Here is a plug for one of my favorite authors and reads of late. Kate Bowler is a New York Times best-selling author of No Cure for Being Human. I heard her speak a few weeks ago, and my daughter snapped this picture of the two of us. I look a little stiff next to such an exuberant person. She doesn’t write about parents of adult children, but her messages of honesty, transparency, and vulnerability greatly apply to our connection with our adult children.
She recounts her battle with stage four cancer and some of her questions and doubts about faith during her treatment ordeal. If you have battled or are battling, cancer or some similar disease, this is must-read. If you want to learn more about being human and real with yourself and your kids, read this book. Bad things happen to good people – illnesses, accidents, losses, and parenting challenges. As parents of young adults, we learn we can no longer control their behavior and often wonder why one child seems to have such a hard time launching while many other young adults seemed to sail smoothly through this stage. Kate says the following:
- “…some pain is for no reason at all. It became clearer than ever that life is not a series of choices. So often, the experiences that define us are ones we didn’t pick. Cancer, betrayal, miscarriage, job, loss, mental illness, COVID.” (I’d add failure to launch).
Suffering is a Common Denominator in Life

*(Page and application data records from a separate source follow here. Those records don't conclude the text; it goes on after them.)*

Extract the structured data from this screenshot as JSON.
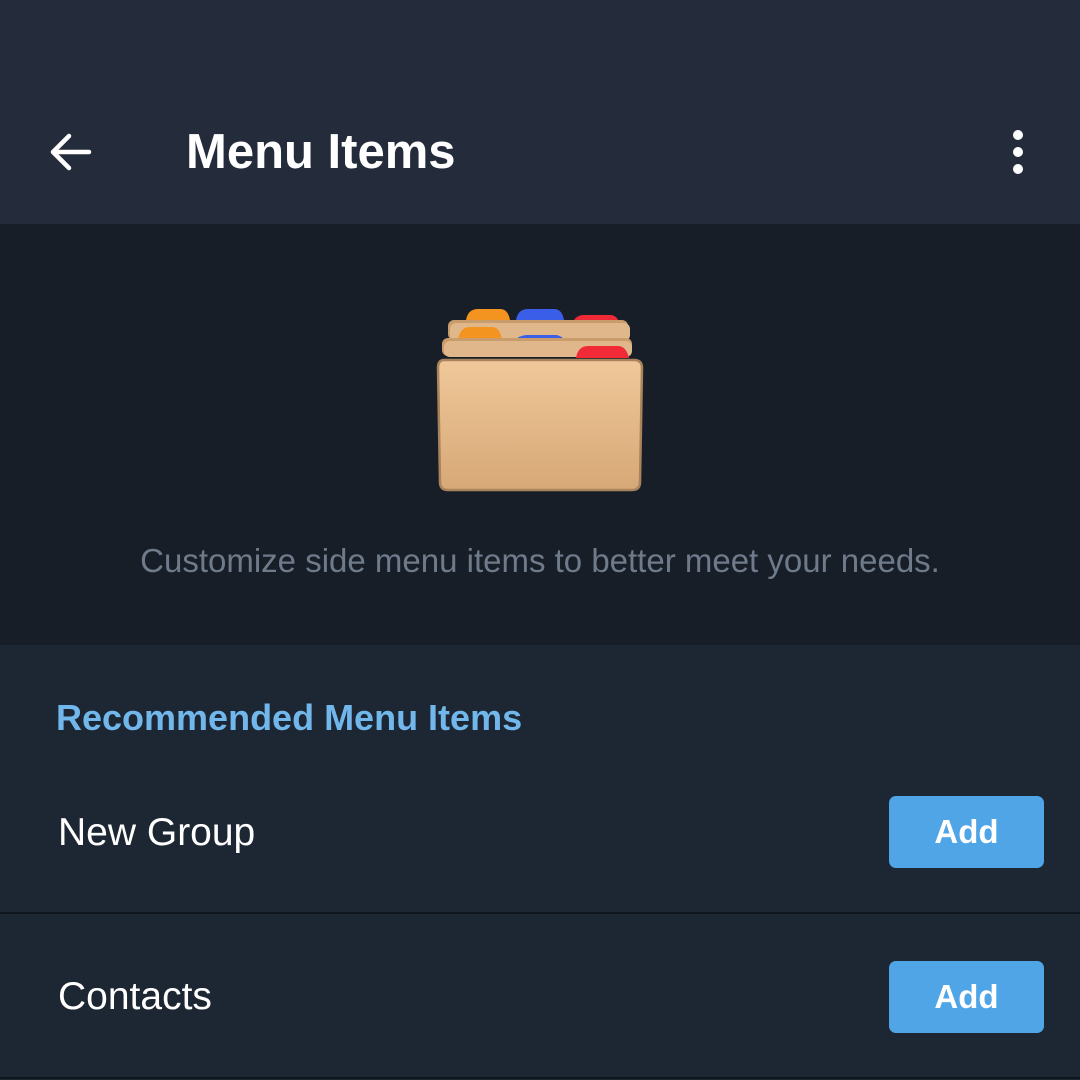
{
  "header": {
    "title": "Menu Items",
    "back_icon": "arrow-left-icon",
    "more_icon": "more-vert-icon"
  },
  "hero": {
    "illustration": "file-cabinet-folder-icon",
    "description": "Customize side menu items to better meet your needs."
  },
  "section": {
    "title": "Recommended Menu Items",
    "items": [
      {
        "label": "New Group",
        "button_label": "Add"
      },
      {
        "label": "Contacts",
        "button_label": "Add"
      }
    ]
  },
  "colors": {
    "header_bg": "#242c3b",
    "hero_bg": "#171e28",
    "body_bg": "#1d2733",
    "accent": "#72b7ec",
    "button_bg": "#50a5e6",
    "muted_text": "#6f7b8a",
    "divider": "#10161e"
  }
}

Many parents and young adults experience a level of suffering when both parties feel stuck. Parents are anxious, frustrated, fearful, and helpless to know how to move their son or daughter toward adulthood. Parents see their young adults ensconced in their rooms for hours, playing video games, smoking pot, and avoiding contact with other family members and friends. You harken back to easier parenting times when you put them on a bicycle, gave them a push, and they started to pedal forward. Now they seem unwilling to get on the bike to adulthood, and no amount of pushing or encouragement makes a difference. You feel stymied. They are stuck but suffering as well, whether they want to admit it or not.
Several young men, I have seen describe themselves as “losers.” They avoid family gatherings because they don’t want to answer the inevitable questions about their status. “What are you doing these days, Johnnie?” Unfortunately, research on young adults suggests they avoid their friends because they don’t want to indicate they are still living at home. In 1990, according to Richard Reeves, author of Of Boys and Men, 45% of young men would reach out to a friend if they had a problem. Today that figure is 22%. Young adults stalled in their development have fewer friends and are less willing to reach out to those they have if a problem exists.
An Opportunity to Connect
There’s a particular shame that both parents and young adults feel because of this lag in development. But the point is that there is an opportunity to connect with your young adult out of the level of suffering that both experience. It’s not about “bad” parenting or “lazy/entitled” young adults but a more challenging time to move toward emancipation. Parents and these young people need empathy and compassion. We need to know that as parents, we hurt because they hurt, but we will be there for them, no matter what. At the same time, these kids have to step up and find some initial win. We must offer encouragement and emotional support while giving them the requisite space.
Beyond the fact that both parents and young adults suffer, there are two other commonalities that I point out when meeting with both parties. I have found in my interviewing great support for the fact that parents love their kids, and kids love their parents even if the relationship is contentious. Being angry and frustrated about the challenges of everyday life does not mean that the underlying love is absent. We’re still going to love our kids no matter what. And our kids will still want to love us. When I ran a drug treatment program for adolescents and young adults who were also part of the juvenile justice system in Dane County, Wisconsin, I had them write letters to their parents as if they were never to see them again. I was surprised to find that, to a person, they expressed regret and said how much they loved their parents. We are wired to love each other.
A third commonality between parents and young adults is that both want the young adult to be happy, successful, and fulfilled. When I ask young adults where they intend to live in five years, no one has said they want to live at home playing video games and mooching off their parents. Many parents let out a sigh of relief when they hear this. These kids’ five-year work or career plans can be fuzzy, and the path to that career is sketchy. As we say, the devil is in the details, but at least they have a vision of where they want to be and what they want to be doing, and that’s a start. As a parent, you may not be thrilled with their career choice, like desiring to be a tattoo artist, but it’s their plan, and it can be a beginning step to self-sufficiency. And by the way, young adults change jobs every two years in their twenties, so don’t assume an aspiration today will be the reality tomorrow. Celebrate a direction and any movement they make forward, and practice patience.
In conclusion, we can connect more deeply and intimately with our young adults because this is what both parties want and is essential to the launch process. We do this by sharing with them the challenges of this period and the fears and worries we have and inviting them to do the same. We reassure them that no matter what, we love them and will be their cheerleader in their efforts toward self-sufficiency and independence. Finally, we share their desire for a happy, successful, and independent life and commit to partnering with them on their vision and journey.